# Work to be completed
Make an exact copy of the lines below.

# Data section
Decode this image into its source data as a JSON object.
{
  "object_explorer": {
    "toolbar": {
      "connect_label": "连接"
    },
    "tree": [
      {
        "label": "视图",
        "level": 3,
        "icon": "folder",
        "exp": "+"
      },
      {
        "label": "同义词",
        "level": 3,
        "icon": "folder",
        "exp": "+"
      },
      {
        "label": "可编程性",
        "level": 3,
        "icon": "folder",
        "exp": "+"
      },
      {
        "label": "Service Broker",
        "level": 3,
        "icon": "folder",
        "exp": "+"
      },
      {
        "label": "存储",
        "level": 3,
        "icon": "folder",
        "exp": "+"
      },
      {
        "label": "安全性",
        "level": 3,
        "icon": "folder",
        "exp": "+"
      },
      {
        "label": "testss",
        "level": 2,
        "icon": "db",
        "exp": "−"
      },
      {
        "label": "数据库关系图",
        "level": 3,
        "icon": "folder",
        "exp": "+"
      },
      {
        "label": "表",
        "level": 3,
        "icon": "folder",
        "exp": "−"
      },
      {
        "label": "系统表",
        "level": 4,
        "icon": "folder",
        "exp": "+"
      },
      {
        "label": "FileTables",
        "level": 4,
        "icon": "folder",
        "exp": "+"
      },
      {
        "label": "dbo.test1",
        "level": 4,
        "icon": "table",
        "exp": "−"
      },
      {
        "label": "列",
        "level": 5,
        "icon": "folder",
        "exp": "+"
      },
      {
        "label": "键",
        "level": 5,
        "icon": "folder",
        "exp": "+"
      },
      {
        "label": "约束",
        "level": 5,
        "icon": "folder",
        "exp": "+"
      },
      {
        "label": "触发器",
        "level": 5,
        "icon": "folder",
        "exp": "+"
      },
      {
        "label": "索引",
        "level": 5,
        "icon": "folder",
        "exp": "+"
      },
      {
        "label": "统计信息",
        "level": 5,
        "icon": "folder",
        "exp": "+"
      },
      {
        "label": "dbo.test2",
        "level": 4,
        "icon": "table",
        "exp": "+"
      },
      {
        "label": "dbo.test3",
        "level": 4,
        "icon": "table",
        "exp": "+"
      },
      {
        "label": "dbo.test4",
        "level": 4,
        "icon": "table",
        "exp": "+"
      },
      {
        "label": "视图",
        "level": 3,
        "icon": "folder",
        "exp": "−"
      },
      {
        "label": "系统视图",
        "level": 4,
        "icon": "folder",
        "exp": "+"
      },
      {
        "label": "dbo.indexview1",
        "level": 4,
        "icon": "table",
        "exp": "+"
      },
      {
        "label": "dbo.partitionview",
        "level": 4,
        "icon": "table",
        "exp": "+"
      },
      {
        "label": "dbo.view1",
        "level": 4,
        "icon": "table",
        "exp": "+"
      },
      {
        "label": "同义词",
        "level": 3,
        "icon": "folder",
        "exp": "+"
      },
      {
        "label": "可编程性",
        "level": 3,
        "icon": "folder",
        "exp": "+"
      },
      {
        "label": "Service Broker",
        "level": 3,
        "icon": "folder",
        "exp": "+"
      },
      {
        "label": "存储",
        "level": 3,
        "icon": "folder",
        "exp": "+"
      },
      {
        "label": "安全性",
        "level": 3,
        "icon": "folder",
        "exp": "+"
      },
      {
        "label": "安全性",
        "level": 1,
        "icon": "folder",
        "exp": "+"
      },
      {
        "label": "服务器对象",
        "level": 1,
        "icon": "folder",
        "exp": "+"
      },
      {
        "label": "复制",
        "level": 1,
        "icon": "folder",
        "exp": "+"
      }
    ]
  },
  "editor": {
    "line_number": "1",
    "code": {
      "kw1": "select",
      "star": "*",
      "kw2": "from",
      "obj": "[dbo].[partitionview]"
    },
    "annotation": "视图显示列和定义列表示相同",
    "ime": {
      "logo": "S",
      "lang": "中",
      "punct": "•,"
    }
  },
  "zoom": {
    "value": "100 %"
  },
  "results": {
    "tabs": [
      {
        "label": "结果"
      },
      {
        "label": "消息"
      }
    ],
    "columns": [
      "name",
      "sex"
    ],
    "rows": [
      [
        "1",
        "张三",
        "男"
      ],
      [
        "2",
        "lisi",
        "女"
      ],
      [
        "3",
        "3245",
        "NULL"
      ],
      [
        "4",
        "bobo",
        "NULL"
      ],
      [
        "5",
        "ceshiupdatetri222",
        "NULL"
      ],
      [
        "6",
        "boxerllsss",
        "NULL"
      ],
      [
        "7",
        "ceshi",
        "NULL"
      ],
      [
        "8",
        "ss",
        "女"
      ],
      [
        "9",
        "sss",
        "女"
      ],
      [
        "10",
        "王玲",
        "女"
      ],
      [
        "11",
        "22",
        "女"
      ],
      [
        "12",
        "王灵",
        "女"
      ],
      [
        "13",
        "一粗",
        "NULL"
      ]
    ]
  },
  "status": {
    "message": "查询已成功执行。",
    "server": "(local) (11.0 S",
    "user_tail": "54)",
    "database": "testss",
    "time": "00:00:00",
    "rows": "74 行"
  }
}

# Task answer
Decode this image into its source data as a JSON object.
{
  "object_explorer": {
    "toolbar": {
      "connect_label": "连接"
    },
    "tree": [
      {
        "label": "视图",
        "level": 3,
        "icon": "folder",
        "exp": "+"
      },
      {
        "label": "同义词",
        "level": 3,
        "icon": "folder",
        "exp": "+"
      },
      {
        "label": "可编程性",
        "level": 3,
        "icon": "folder",
        "exp": "+"
      },
      {
        "label": "Service Broker",
        "level": 3,
        "icon": "folder",
        "exp": "+"
      },
      {
        "label": "存储",
        "level": 3,
        "icon": "folder",
        "exp": "+"
      },
      {
        "label": "安全性",
        "level": 3,
        "icon": "folder",
        "exp": "+"
      },
      {
        "label": "testss",
        "level": 2,
        "icon": "db",
        "exp": "−"
      },
      {
        "label": "数据库关系图",
        "level": 3,
        "icon": "folder",
        "exp": "+"
      },
      {
        "label": "表",
        "level": 3,
        "icon": "folder",
        "exp": "−"
      },
      {
        "label": "系统表",
        "level": 4,
        "icon": "folder",
        "exp": "+"
      },
      {
        "label": "FileTables",
        "level": 4,
        "icon": "folder",
        "exp": "+"
      },
      {
        "label": "dbo.test1",
        "level": 4,
        "icon": "table",
        "exp": "−"
      },
      {
        "label": "列",
        "level": 5,
        "icon": "folder",
        "exp": "+"
      },
      {
        "label": "键",
        "level": 5,
        "icon": "folder",
        "exp": "+"
      },
      {
        "label": "约束",
        "level": 5,
        "icon": "folder",
        "exp": "+"
      },
      {
        "label": "触发器",
        "level": 5,
        "icon": "folder",
        "exp": "+"
      },
      {
        "label": "索引",
        "level": 5,
        "icon": "folder",
        "exp": "+"
      },
      {
        "label": "统计信息",
        "level": 5,
        "icon": "folder",
        "exp": "+"
      },
      {
        "label": "dbo.test2",
        "level": 4,
        "icon": "table",
        "exp": "+"
      },
      {
        "label": "dbo.test3",
        "level": 4,
        "icon": "table",
        "exp": "+"
      },
      {
        "label": "dbo.test4",
        "level": 4,
        "icon": "table",
        "exp": "+"
      },
      {
        "label": "视图",
        "level": 3,
        "icon": "folder",
        "exp": "−"
      },
      {
        "label": "系统视图",
        "level": 4,
        "icon": "folder",
        "exp": "+"
      },
      {
        "label": "dbo.indexview1",
        "level": 4,
        "icon": "table",
        "exp": "+"
      },
      {
        "label": "dbo.partitionview",
        "level": 4,
        "icon": "table",
        "exp": "+"
      },
      {
        "label": "dbo.view1",
        "level": 4,
        "icon": "table",
        "exp": "+"
      },
      {
        "label": "同义词",
        "level": 3,
        "icon": "folder",
        "exp": "+"
      },
      {
        "label": "可编程性",
        "level": 3,
        "icon": "folder",
        "exp": "+"
      },
      {
        "label": "Service Broker",
        "level": 3,
        "icon": "folder",
        "exp": "+"
      },
      {
        "label": "存储",
        "level": 3,
        "icon": "folder",
        "exp": "+"
      },
      {
        "label": "安全性",
        "level": 3,
        "icon": "folder",
        "exp": "+"
      },
      {
        "label": "安全性",
        "level": 1,
        "icon": "folder",
        "exp": "+"
      },
      {
        "label": "服务器对象",
        "level": 1,
        "icon": "folder",
        "exp": "+"
      },
      {
        "label": "复制",
        "level": 1,
        "icon": "folder",
        "exp": "+"
      }
    ]
  },
  "editor": {
    "line_number": "1",
    "code": {
      "kw1": "select",
      "star": "*",
      "kw2": "from",
      "obj": "[dbo].[partitionview]"
    },
    "annotation": "视图显示列和定义列表示相同",
    "ime": {
      "logo": "S",
      "lang": "中",
      "punct": "•,"
    }
  },
  "zoom": {
    "value": "100 %"
  },
  "results": {
    "tabs": [
      {
        "label": "结果"
      },
      {
        "label": "消息"
      }
    ],
    "columns": [
      "name",
      "sex"
    ],
    "rows": [
      [
        "1",
        "张三",
        "男"
      ],
      [
        "2",
        "lisi",
        "女"
      ],
      [
        "3",
        "3245",
        "NULL"
      ],
      [
        "4",
        "bobo",
        "NULL"
      ],
      [
        "5",
        "ceshiupdatetri222",
        "NULL"
      ],
      [
        "6",
        "boxerllsss",
        "NULL"
      ],
      [
        "7",
        "ceshi",
        "NULL"
      ],
      [
        "8",
        "ss",
        "女"
      ],
      [
        "9",
        "sss",
        "女"
      ],
      [
        "10",
        "王玲",
        "女"
      ],
      [
        "11",
        "22",
        "女"
      ],
      [
        "12",
        "王灵",
        "女"
      ],
      [
        "13",
        "一粗",
        "NULL"
      ]
    ]
  },
  "status": {
    "message": "查询已成功执行。",
    "server": "(local) (11.0 S",
    "user_tail": "54)",
    "database": "testss",
    "time": "00:00:00",
    "rows": "74 行"
  }
}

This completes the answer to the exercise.